_ACTIVITY_
What you print should match the entries exactly, only without the pictures.
◇ ◇ ◇ ◇ ◇
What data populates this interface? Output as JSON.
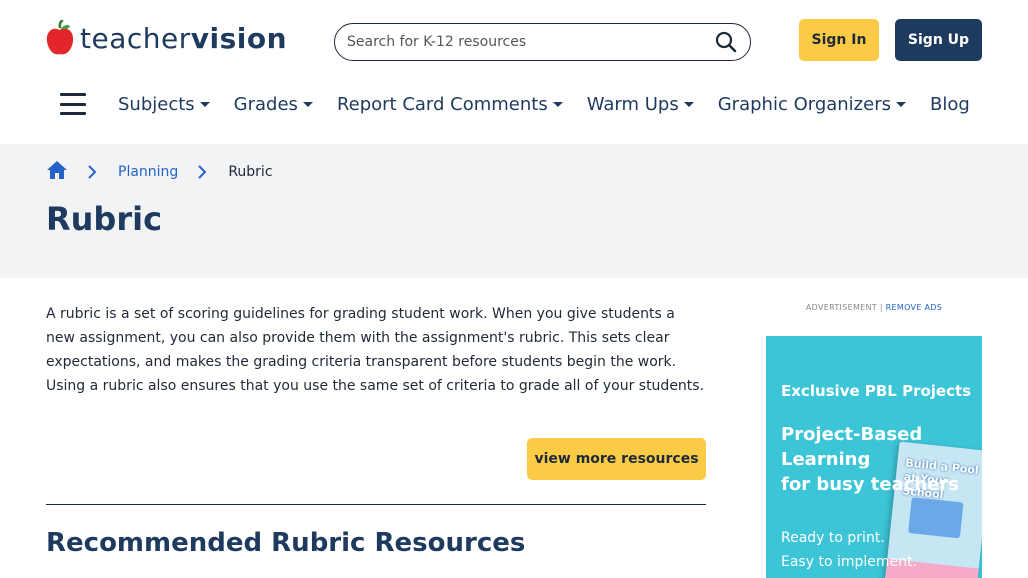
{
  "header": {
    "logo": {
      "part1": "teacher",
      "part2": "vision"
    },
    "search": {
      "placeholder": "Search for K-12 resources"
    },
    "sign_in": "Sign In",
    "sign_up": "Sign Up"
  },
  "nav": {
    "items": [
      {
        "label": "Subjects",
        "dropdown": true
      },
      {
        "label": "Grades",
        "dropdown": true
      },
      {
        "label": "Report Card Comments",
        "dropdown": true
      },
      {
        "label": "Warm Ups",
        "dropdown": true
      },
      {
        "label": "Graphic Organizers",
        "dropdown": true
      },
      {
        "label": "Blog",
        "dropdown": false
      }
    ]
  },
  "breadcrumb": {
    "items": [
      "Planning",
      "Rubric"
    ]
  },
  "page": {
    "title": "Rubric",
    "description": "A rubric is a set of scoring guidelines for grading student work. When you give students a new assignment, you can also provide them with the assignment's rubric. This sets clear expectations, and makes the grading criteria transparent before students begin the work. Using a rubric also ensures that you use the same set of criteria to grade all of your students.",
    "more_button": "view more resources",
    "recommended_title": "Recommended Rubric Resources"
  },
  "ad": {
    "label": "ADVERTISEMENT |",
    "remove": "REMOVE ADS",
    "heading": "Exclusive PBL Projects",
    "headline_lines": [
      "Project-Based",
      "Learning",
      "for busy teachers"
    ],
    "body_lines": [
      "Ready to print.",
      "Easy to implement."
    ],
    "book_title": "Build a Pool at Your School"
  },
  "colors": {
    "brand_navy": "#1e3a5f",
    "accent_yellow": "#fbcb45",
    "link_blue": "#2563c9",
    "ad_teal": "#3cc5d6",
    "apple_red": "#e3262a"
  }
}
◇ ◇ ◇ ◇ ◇
_YOUR SOLUTION_
What data populates this interface? Output as JSON.
{
  "header": {
    "logo": {
      "part1": "teacher",
      "part2": "vision"
    },
    "search": {
      "placeholder": "Search for K-12 resources"
    },
    "sign_in": "Sign In",
    "sign_up": "Sign Up"
  },
  "nav": {
    "items": [
      {
        "label": "Subjects",
        "dropdown": true
      },
      {
        "label": "Grades",
        "dropdown": true
      },
      {
        "label": "Report Card Comments",
        "dropdown": true
      },
      {
        "label": "Warm Ups",
        "dropdown": true
      },
      {
        "label": "Graphic Organizers",
        "dropdown": true
      },
      {
        "label": "Blog",
        "dropdown": false
      }
    ]
  },
  "breadcrumb": {
    "items": [
      "Planning",
      "Rubric"
    ]
  },
  "page": {
    "title": "Rubric",
    "description": "A rubric is a set of scoring guidelines for grading student work. When you give students a new assignment, you can also provide them with the assignment's rubric. This sets clear expectations, and makes the grading criteria transparent before students begin the work. Using a rubric also ensures that you use the same set of criteria to grade all of your students.",
    "more_button": "view more resources",
    "recommended_title": "Recommended Rubric Resources"
  },
  "ad": {
    "label": "ADVERTISEMENT |",
    "remove": "REMOVE ADS",
    "heading": "Exclusive PBL Projects",
    "headline_lines": [
      "Project-Based",
      "Learning",
      "for busy teachers"
    ],
    "body_lines": [
      "Ready to print.",
      "Easy to implement."
    ],
    "book_title": "Build a Pool at Your School"
  },
  "colors": {
    "brand_navy": "#1e3a5f",
    "accent_yellow": "#fbcb45",
    "link_blue": "#2563c9",
    "ad_teal": "#3cc5d6",
    "apple_red": "#e3262a"
  }
}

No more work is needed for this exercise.